Maybe it’s because it’s been Cannes and award season in ‘PR and marketing land’ — but there has been some genuinely fantastic work recently.
Three campaigns, though, have really stuck with me — and might be some of the best I’ve ever seen.
I loved Fiat declaring that it was no longer going to let people buy their cars in grey.
Orange produced an exceptional ad using deep fake technology to showcase its support for the French women’s football team.
And I was impressed with Stella Artois using data analytics to determine the probability that subjects of classic paintings were drinking Stella.
These campaigns have, understandably, garnered a lot of attention. And if they haven’t already won awards, then they are going to be winning bundles very soon.
When it comes to why these campaigns have been so widely shared and discussed, it might be easy to focus on the ‘showy’ aspects of all three campaigns.
And yes, it’s safe to say that dipping one of your cars — with your CEO in the driving seat — into a 20ft tall paint tin isn’t exactly subtle.
But actually, these brands have only been able to take these big swings because, under the hood of these campaigns, there is some incredible work around messaging and strategy.
Messaging: perfectly crafted
I would argue that the reason why these campaigns have been so successful is because the core concept, the narrative, the message — whichever term you prefer — that underpins each campaign is perfectly crafted:
- We don’t do grey cars.
- Women’s football defies your expectations.
- We’re such a fact of life we’ve been getting free advertising from the world’s best painters.
As you can see, each statement is deceptively simple.
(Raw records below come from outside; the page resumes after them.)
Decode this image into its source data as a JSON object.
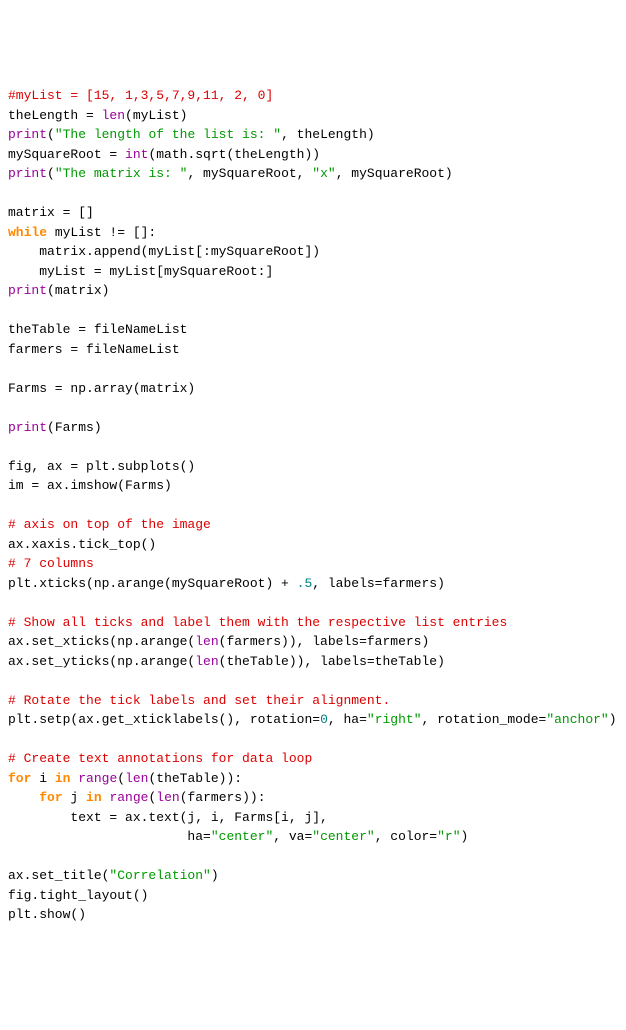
{
  "lines": [
    [
      {
        "cls": "comment",
        "t": "#myList = [15, 1,3,5,7,9,11, 2, 0]"
      }
    ],
    [
      {
        "cls": "text",
        "t": "theLength = "
      },
      {
        "cls": "builtin",
        "t": "len"
      },
      {
        "cls": "text",
        "t": "(myList)"
      }
    ],
    [
      {
        "cls": "builtin",
        "t": "print"
      },
      {
        "cls": "text",
        "t": "("
      },
      {
        "cls": "string",
        "t": "\"The length of the list is: \""
      },
      {
        "cls": "text",
        "t": ", theLength)"
      }
    ],
    [
      {
        "cls": "text",
        "t": "mySquareRoot = "
      },
      {
        "cls": "builtin",
        "t": "int"
      },
      {
        "cls": "text",
        "t": "(math.sqrt(theLength))"
      }
    ],
    [
      {
        "cls": "builtin",
        "t": "print"
      },
      {
        "cls": "text",
        "t": "("
      },
      {
        "cls": "string",
        "t": "\"The matrix is: \""
      },
      {
        "cls": "text",
        "t": ", mySquareRoot, "
      },
      {
        "cls": "string",
        "t": "\"x\""
      },
      {
        "cls": "text",
        "t": ", mySquareRoot)"
      }
    ],
    [
      {
        "cls": "text",
        "t": " "
      }
    ],
    [
      {
        "cls": "text",
        "t": "matrix = []"
      }
    ],
    [
      {
        "cls": "keyword",
        "t": "while"
      },
      {
        "cls": "text",
        "t": " myList != []:"
      }
    ],
    [
      {
        "cls": "text",
        "t": "    matrix.append(myList[:mySquareRoot])"
      }
    ],
    [
      {
        "cls": "text",
        "t": "    myList = myList[mySquareRoot:]"
      }
    ],
    [
      {
        "cls": "builtin",
        "t": "print"
      },
      {
        "cls": "text",
        "t": "(matrix)"
      }
    ],
    [
      {
        "cls": "text",
        "t": " "
      }
    ],
    [
      {
        "cls": "text",
        "t": "theTable = fileNameList"
      }
    ],
    [
      {
        "cls": "text",
        "t": "farmers = fileNameList"
      }
    ],
    [
      {
        "cls": "text",
        "t": " "
      }
    ],
    [
      {
        "cls": "text",
        "t": "Farms = np.array(matrix)"
      }
    ],
    [
      {
        "cls": "text",
        "t": " "
      }
    ],
    [
      {
        "cls": "builtin",
        "t": "print"
      },
      {
        "cls": "text",
        "t": "(Farms)"
      }
    ],
    [
      {
        "cls": "text",
        "t": " "
      }
    ],
    [
      {
        "cls": "text",
        "t": "fig, ax = plt.subplots()"
      }
    ],
    [
      {
        "cls": "text",
        "t": "im = ax.imshow(Farms)"
      }
    ],
    [
      {
        "cls": "text",
        "t": " "
      }
    ],
    [
      {
        "cls": "comment",
        "t": "# axis on top of the image"
      }
    ],
    [
      {
        "cls": "text",
        "t": "ax.xaxis.tick_top()"
      }
    ],
    [
      {
        "cls": "comment",
        "t": "# 7 columns"
      }
    ],
    [
      {
        "cls": "text",
        "t": "plt.xticks(np.arange(mySquareRoot) + "
      },
      {
        "cls": "number",
        "t": ".5"
      },
      {
        "cls": "text",
        "t": ", labels=farmers)"
      }
    ],
    [
      {
        "cls": "text",
        "t": " "
      }
    ],
    [
      {
        "cls": "comment",
        "t": "# Show all ticks and label them with the respective list entries"
      }
    ],
    [
      {
        "cls": "text",
        "t": "ax.set_xticks(np.arange("
      },
      {
        "cls": "builtin",
        "t": "len"
      },
      {
        "cls": "text",
        "t": "(farmers)), labels=farmers)"
      }
    ],
    [
      {
        "cls": "text",
        "t": "ax.set_yticks(np.arange("
      },
      {
        "cls": "builtin",
        "t": "len"
      },
      {
        "cls": "text",
        "t": "(theTable)), labels=theTable)"
      }
    ],
    [
      {
        "cls": "text",
        "t": " "
      }
    ],
    [
      {
        "cls": "comment",
        "t": "# Rotate the tick labels and set their alignment."
      }
    ],
    [
      {
        "cls": "text",
        "t": "plt.setp(ax.get_xticklabels(), rotation="
      },
      {
        "cls": "number",
        "t": "0"
      },
      {
        "cls": "text",
        "t": ", ha="
      },
      {
        "cls": "string",
        "t": "\"right\""
      },
      {
        "cls": "text",
        "t": ", rotation_mode="
      },
      {
        "cls": "string",
        "t": "\"anchor\""
      },
      {
        "cls": "text",
        "t": ")"
      }
    ],
    [
      {
        "cls": "text",
        "t": " "
      }
    ],
    [
      {
        "cls": "comment",
        "t": "# Create text annotations for data loop"
      }
    ],
    [
      {
        "cls": "keyword",
        "t": "for"
      },
      {
        "cls": "text",
        "t": " i "
      },
      {
        "cls": "keyword",
        "t": "in"
      },
      {
        "cls": "text",
        "t": " "
      },
      {
        "cls": "builtin",
        "t": "range"
      },
      {
        "cls": "text",
        "t": "("
      },
      {
        "cls": "builtin",
        "t": "len"
      },
      {
        "cls": "text",
        "t": "(theTable)):"
      }
    ],
    [
      {
        "cls": "text",
        "t": "    "
      },
      {
        "cls": "keyword",
        "t": "for"
      },
      {
        "cls": "text",
        "t": " j "
      },
      {
        "cls": "keyword",
        "t": "in"
      },
      {
        "cls": "text",
        "t": " "
      },
      {
        "cls": "builtin",
        "t": "range"
      },
      {
        "cls": "text",
        "t": "("
      },
      {
        "cls": "builtin",
        "t": "len"
      },
      {
        "cls": "text",
        "t": "(farmers)):"
      }
    ],
    [
      {
        "cls": "text",
        "t": "        text = ax.text(j, i, Farms[i, j],"
      }
    ],
    [
      {
        "cls": "text",
        "t": "                       ha="
      },
      {
        "cls": "string",
        "t": "\"center\""
      },
      {
        "cls": "text",
        "t": ", va="
      },
      {
        "cls": "string",
        "t": "\"center\""
      },
      {
        "cls": "text",
        "t": ", color="
      },
      {
        "cls": "string",
        "t": "\"r\""
      },
      {
        "cls": "text",
        "t": ")"
      }
    ],
    [
      {
        "cls": "text",
        "t": " "
      }
    ],
    [
      {
        "cls": "text",
        "t": "ax.set_title("
      },
      {
        "cls": "string",
        "t": "\"Correlation\""
      },
      {
        "cls": "text",
        "t": ")"
      }
    ],
    [
      {
        "cls": "text",
        "t": "fig.tight_layout()"
      }
    ],
    [
      {
        "cls": "text",
        "t": "plt.show()"
      }
    ]
  ]
}
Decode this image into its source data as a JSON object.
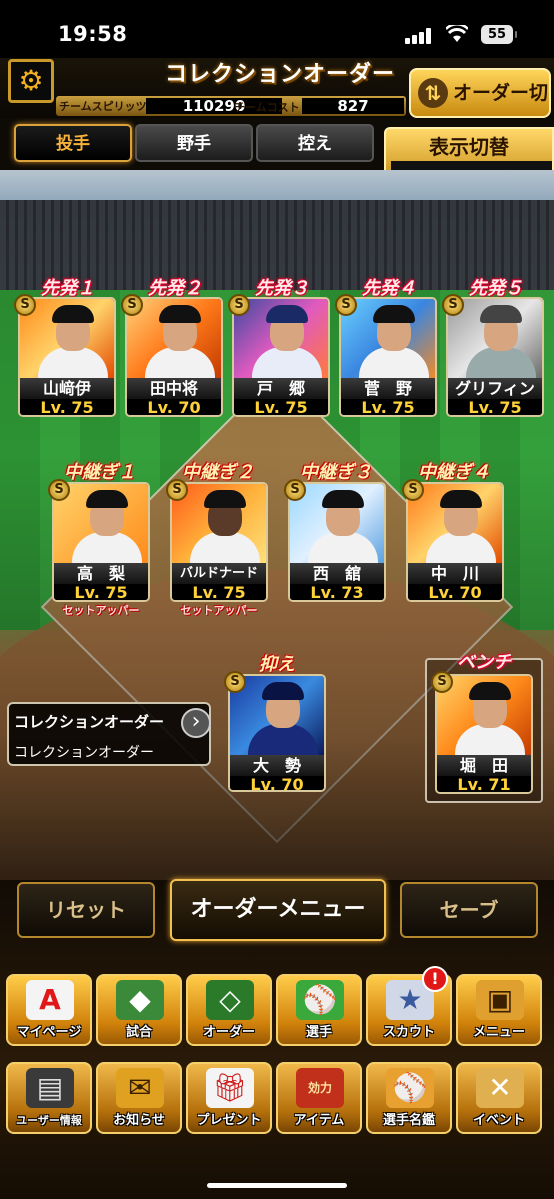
{
  "status_bar": {
    "time": "19:58",
    "battery": "55"
  },
  "header": {
    "title": "コレクションオーダー",
    "team_spirits_label": "チームスピリッツ",
    "team_spirits": "110290",
    "team_cost_label": "チームコスト",
    "team_cost": "827",
    "order_switch": "オーダー切替"
  },
  "tabs": [
    {
      "label": "投手",
      "active": true
    },
    {
      "label": "野手",
      "active": false
    },
    {
      "label": "控え",
      "active": false
    }
  ],
  "display_switch": {
    "label": "表示切替",
    "value": "−"
  },
  "starters": [
    {
      "position": "先発１",
      "name": "山﨑伊",
      "level": "Lv. 75"
    },
    {
      "position": "先発２",
      "name": "田中将",
      "level": "Lv. 70"
    },
    {
      "position": "先発３",
      "name": "戸　郷",
      "level": "Lv. 75"
    },
    {
      "position": "先発４",
      "name": "菅　野",
      "level": "Lv. 75"
    },
    {
      "position": "先発５",
      "name": "グリフィン",
      "level": "Lv. 75"
    }
  ],
  "relievers": [
    {
      "position": "中継ぎ１",
      "name": "高　梨",
      "level": "Lv. 75",
      "role": "セットアッパー"
    },
    {
      "position": "中継ぎ２",
      "name": "バルドナード",
      "level": "Lv. 75",
      "role": "セットアッパー"
    },
    {
      "position": "中継ぎ３",
      "name": "西　舘",
      "level": "Lv. 73",
      "role": ""
    },
    {
      "position": "中継ぎ４",
      "name": "中　川",
      "level": "Lv. 70",
      "role": ""
    }
  ],
  "closer": {
    "position": "抑え",
    "name": "大　勢",
    "level": "Lv. 70"
  },
  "bench": {
    "position": "ベンチ",
    "name": "堀　田",
    "level": "Lv. 71"
  },
  "collection_box": {
    "title": "コレクションオーダー",
    "value": "コレクションオーダー"
  },
  "buttons": {
    "reset": "リセット",
    "order_menu": "オーダーメニュー",
    "save": "セーブ"
  },
  "nav_row1": [
    {
      "label": "マイページ",
      "icon": "mypage-icon"
    },
    {
      "label": "試合",
      "icon": "game-icon"
    },
    {
      "label": "オーダー",
      "icon": "order-icon"
    },
    {
      "label": "選手",
      "icon": "player-icon"
    },
    {
      "label": "スカウト",
      "icon": "scout-icon",
      "badge": "!"
    },
    {
      "label": "メニュー",
      "icon": "menu-icon"
    }
  ],
  "nav_row2": [
    {
      "label": "ユーザー情報",
      "icon": "user-info-icon"
    },
    {
      "label": "お知らせ",
      "icon": "notice-icon"
    },
    {
      "label": "プレゼント",
      "icon": "present-icon"
    },
    {
      "label": "アイテム",
      "icon": "item-icon",
      "icon_text": "効力"
    },
    {
      "label": "選手名鑑",
      "icon": "player-book-icon"
    },
    {
      "label": "イベント",
      "icon": "event-icon"
    }
  ],
  "colors": {
    "accent": "#f2b120",
    "starter_red": "#e0002a",
    "level_yellow": "#ffd23a"
  }
}
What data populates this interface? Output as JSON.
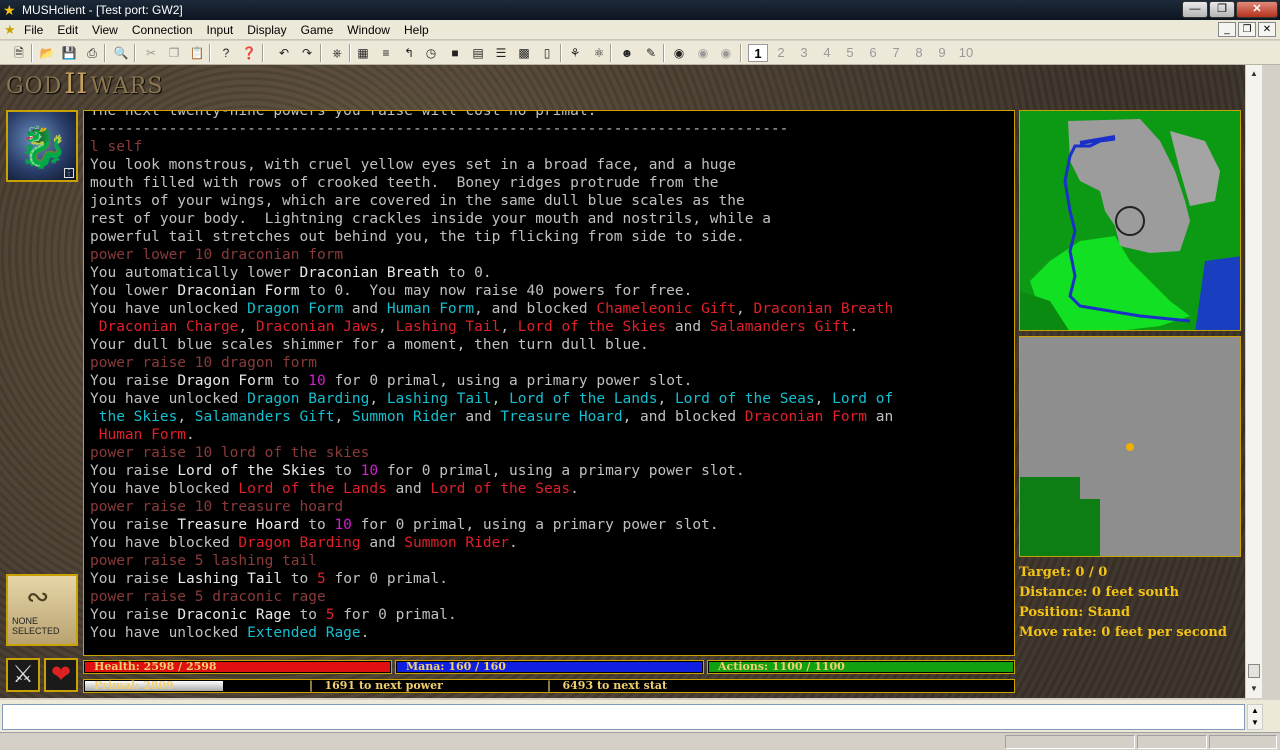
{
  "window": {
    "title": "MUSHclient - [Test port: GW2]"
  },
  "menus": [
    "File",
    "Edit",
    "View",
    "Connection",
    "Input",
    "Display",
    "Game",
    "Window",
    "Help"
  ],
  "toolbar": {
    "worlds": [
      "1",
      "2",
      "3",
      "4",
      "5",
      "6",
      "7",
      "8",
      "9",
      "10"
    ]
  },
  "logo": {
    "left": "GOD",
    "mid": "II",
    "right": "WARS"
  },
  "target_box": {
    "label_line1": "NONE",
    "label_line2": "SELECTED"
  },
  "output_lines": [
    [
      {
        "t": "The next twenty-nine powers you raise will cost no primal.",
        "c": ""
      }
    ],
    [
      {
        "t": "--------------------------------------------------------------------------------",
        "c": ""
      }
    ],
    [
      {
        "t": "l self",
        "c": "c-cmd"
      }
    ],
    [
      {
        "t": "You look monstrous, with cruel yellow eyes set in a broad face, and a huge",
        "c": ""
      }
    ],
    [
      {
        "t": "mouth filled with rows of crooked teeth.  Boney ridges protrude from the",
        "c": ""
      }
    ],
    [
      {
        "t": "joints of your wings, which are covered in the same dull blue scales as the",
        "c": ""
      }
    ],
    [
      {
        "t": "rest of your body.  Lightning crackles inside your mouth and nostrils, while a",
        "c": ""
      }
    ],
    [
      {
        "t": "powerful tail stretches out behind you, the tip flicking from side to side.",
        "c": ""
      }
    ],
    [
      {
        "t": "power lower 10 draconian form",
        "c": "c-cmd"
      }
    ],
    [
      {
        "t": "You automatically lower ",
        "c": ""
      },
      {
        "t": "Draconian Breath",
        "c": "c-w"
      },
      {
        "t": " to 0.",
        "c": ""
      }
    ],
    [
      {
        "t": "You lower ",
        "c": ""
      },
      {
        "t": "Draconian Form",
        "c": "c-w"
      },
      {
        "t": " to 0.  You may now raise 40 powers for free.",
        "c": ""
      }
    ],
    [
      {
        "t": "You have unlocked ",
        "c": ""
      },
      {
        "t": "Dragon Form",
        "c": "c-cyan"
      },
      {
        "t": " and ",
        "c": ""
      },
      {
        "t": "Human Form",
        "c": "c-cyan"
      },
      {
        "t": ", and blocked ",
        "c": ""
      },
      {
        "t": "Chameleonic Gift",
        "c": "c-red"
      },
      {
        "t": ", ",
        "c": ""
      },
      {
        "t": "Draconian Breath",
        "c": "c-red"
      }
    ],
    [
      {
        "t": " Draconian Charge",
        "c": "c-red"
      },
      {
        "t": ", ",
        "c": ""
      },
      {
        "t": "Draconian Jaws",
        "c": "c-red"
      },
      {
        "t": ", ",
        "c": ""
      },
      {
        "t": "Lashing Tail",
        "c": "c-red"
      },
      {
        "t": ", ",
        "c": ""
      },
      {
        "t": "Lord of the Skies",
        "c": "c-red"
      },
      {
        "t": " and ",
        "c": ""
      },
      {
        "t": "Salamanders Gift",
        "c": "c-red"
      },
      {
        "t": ".",
        "c": ""
      }
    ],
    [
      {
        "t": "Your dull blue scales shimmer for a moment, then turn dull blue.",
        "c": ""
      }
    ],
    [
      {
        "t": "power raise 10 dragon form",
        "c": "c-cmd"
      }
    ],
    [
      {
        "t": "You raise ",
        "c": ""
      },
      {
        "t": "Dragon Form",
        "c": "c-w"
      },
      {
        "t": " to ",
        "c": ""
      },
      {
        "t": "10",
        "c": "c-mag"
      },
      {
        "t": " for 0 primal, using a primary power slot.",
        "c": ""
      }
    ],
    [
      {
        "t": "You have unlocked ",
        "c": ""
      },
      {
        "t": "Dragon Barding",
        "c": "c-cyan"
      },
      {
        "t": ", ",
        "c": ""
      },
      {
        "t": "Lashing Tail",
        "c": "c-cyan"
      },
      {
        "t": ", ",
        "c": ""
      },
      {
        "t": "Lord of the Lands",
        "c": "c-cyan"
      },
      {
        "t": ", ",
        "c": ""
      },
      {
        "t": "Lord of the Seas",
        "c": "c-cyan"
      },
      {
        "t": ", ",
        "c": ""
      },
      {
        "t": "Lord of",
        "c": "c-cyan"
      }
    ],
    [
      {
        "t": " the Skies",
        "c": "c-cyan"
      },
      {
        "t": ", ",
        "c": ""
      },
      {
        "t": "Salamanders Gift",
        "c": "c-cyan"
      },
      {
        "t": ", ",
        "c": ""
      },
      {
        "t": "Summon Rider",
        "c": "c-cyan"
      },
      {
        "t": " and ",
        "c": ""
      },
      {
        "t": "Treasure Hoard",
        "c": "c-cyan"
      },
      {
        "t": ", and blocked ",
        "c": ""
      },
      {
        "t": "Draconian Form",
        "c": "c-red"
      },
      {
        "t": " an",
        "c": ""
      }
    ],
    [
      {
        "t": " Human Form",
        "c": "c-red"
      },
      {
        "t": ".",
        "c": ""
      }
    ],
    [
      {
        "t": "power raise 10 lord of the skies",
        "c": "c-cmd"
      }
    ],
    [
      {
        "t": "You raise ",
        "c": ""
      },
      {
        "t": "Lord of the Skies",
        "c": "c-w"
      },
      {
        "t": " to ",
        "c": ""
      },
      {
        "t": "10",
        "c": "c-mag"
      },
      {
        "t": " for 0 primal, using a primary power slot.",
        "c": ""
      }
    ],
    [
      {
        "t": "You have blocked ",
        "c": ""
      },
      {
        "t": "Lord of the Lands",
        "c": "c-red"
      },
      {
        "t": " and ",
        "c": ""
      },
      {
        "t": "Lord of the Seas",
        "c": "c-red"
      },
      {
        "t": ".",
        "c": ""
      }
    ],
    [
      {
        "t": "power raise 10 treasure hoard",
        "c": "c-cmd"
      }
    ],
    [
      {
        "t": "You raise ",
        "c": ""
      },
      {
        "t": "Treasure Hoard",
        "c": "c-w"
      },
      {
        "t": " to ",
        "c": ""
      },
      {
        "t": "10",
        "c": "c-mag"
      },
      {
        "t": " for 0 primal, using a primary power slot.",
        "c": ""
      }
    ],
    [
      {
        "t": "You have blocked ",
        "c": ""
      },
      {
        "t": "Dragon Barding",
        "c": "c-red"
      },
      {
        "t": " and ",
        "c": ""
      },
      {
        "t": "Summon Rider",
        "c": "c-red"
      },
      {
        "t": ".",
        "c": ""
      }
    ],
    [
      {
        "t": "power raise 5 lashing tail",
        "c": "c-cmd"
      }
    ],
    [
      {
        "t": "You raise ",
        "c": ""
      },
      {
        "t": "Lashing Tail",
        "c": "c-w"
      },
      {
        "t": " to ",
        "c": ""
      },
      {
        "t": "5",
        "c": "c-red"
      },
      {
        "t": " for 0 primal.",
        "c": ""
      }
    ],
    [
      {
        "t": "power raise 5 draconic rage",
        "c": "c-cmd"
      }
    ],
    [
      {
        "t": "You raise ",
        "c": ""
      },
      {
        "t": "Draconic Rage",
        "c": "c-w"
      },
      {
        "t": " to ",
        "c": ""
      },
      {
        "t": "5",
        "c": "c-red"
      },
      {
        "t": " for 0 primal.",
        "c": ""
      }
    ],
    [
      {
        "t": "You have unlocked ",
        "c": ""
      },
      {
        "t": "Extended Rage",
        "c": "c-cyan"
      },
      {
        "t": ".",
        "c": ""
      }
    ]
  ],
  "status": {
    "health": {
      "label": "Health: 2598 / 2598",
      "fraction": 1.0,
      "color": "#e01010"
    },
    "mana": {
      "label": "Mana: 160 / 160",
      "fraction": 1.0,
      "color": "#1020e0"
    },
    "actions": {
      "label": "Actions: 1100 / 1100",
      "fraction": 1.0,
      "color": "#10a010"
    },
    "primal": {
      "label": "Primal: 2809"
    },
    "next_power": "1691 to next power",
    "next_stat": "6493 to next stat"
  },
  "info": {
    "target": "Target: 0 / 0",
    "distance": "Distance: 0 feet south",
    "position": "Position: Stand",
    "move_rate": "Move rate: 0 feet per second"
  },
  "colors": {
    "accent": "#c9a100",
    "info_text": "#f3c316"
  }
}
Looked at superficially, you might even say they were quite trivial statements. However, I would argue that these are powerful statements that illustrate something truly fundamental about the brands in question:
- We’re Italian — and that means we want to embrace all the life and colour that Italy represents.
- We are genuinely for everyone — we’re not just paying lip service to diversity and inclusion or to our sponsorships.
- Our history is deep — you can’t fake 700 years of heritage.
Because the campaigns link with these deeper ‘truths’, what you get are three campaigns that just feel ‘right’.
They hit the ear — and the eye — perfectly because they have boiled down what they stand for to the absolute essentials. No film flam. They achieve that much-abused word – authenticity.
This is no easy feat. If it was, then these campaigns wouldn’t be getting as much praise as they have been.
The power of simplicity
But that is not to say these campaigns don’t hold lessons for the rest of us.
For me, these campaigns show the value in not only being willing to be creative, but also in the willingness to approach the fundamentals of messaging and strategy in a different way.
At Wildfire, we have created our own proven messaging process to help our clients unlock the sort of insights and narratives that can be used as the building blocks for genuinely creative campaigns that cut through.
The key — whether you’re a B2B tech brand or you’re Fiat — is that good messaging and good creativity don’t come from trying to be everything to everyone.
If you want to do work that you can really be confident in — and that really grabs people’s attention — you have to focus. You have to distil. You have to find the essential essence of your brand.
The power of simplicity is the name of the game.
If you want to unlock this power for your brand, then get in touch with us to talk messaging.